One hundred years before the first computers were built out of wires and transistors, the Victorian polymath Charles Babbage designed a gigantic steam-powered, punchcard-programmed, cogwheel computer, the Analytical Engine. His friend Ada, Countess of Lovelace, daughter of Lord Byron, completed some of the first programs for the machine, and theorised that one day it could be used for the manipulation of any kind of information. Unfortunately Ada died young and Babbage never built his Engine, leaving their story as one of the greatest what-ifs in the history of science.
Sydney Padua’s cult webcomic "The Thrilling Adventures of Lovelace and Babbage", now a bestselling graphic novel, combines extensive research with alternate-universe comic-book escapes, where the mechanical computer is finally completed and used to build runaway economic models, defeat spelling errors, and of course, fight crime.
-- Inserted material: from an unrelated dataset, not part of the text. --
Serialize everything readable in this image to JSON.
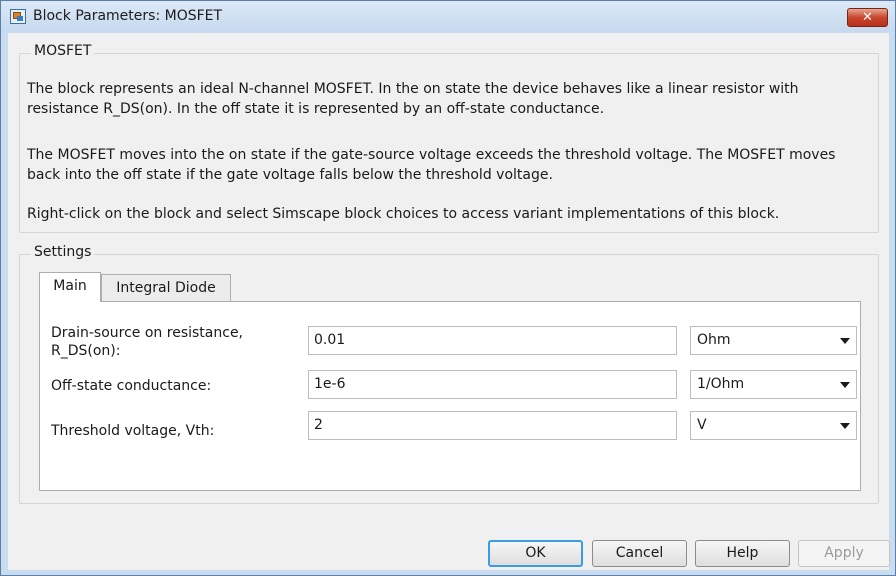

In this talk she will tell the story of these two fascinating and brilliant eccentrics, and walk through her 3-d animations of how the Analytical Engine would have looked and operated, some of the first visualisations ever created of that extraordinary machine.
- An outline of the history, mechanics, and programming of the 19th century Analytical Engine
- Anyone interested in the pre-history of computing, mechanical computing, or looking for a light-hearted fun talk.
Sydney Padua is a cartoonist and visual effects artist whose animation appears in The Iron Giant, Clash of the Titans, and the upcoming Jungle Book. Her webcomic "The Thrilling Adventures of Lovelace and Babbage" has been featured in Wired and The Economist and she has spoken at Microsoft, Google, the BBC, and the Computer History Museum.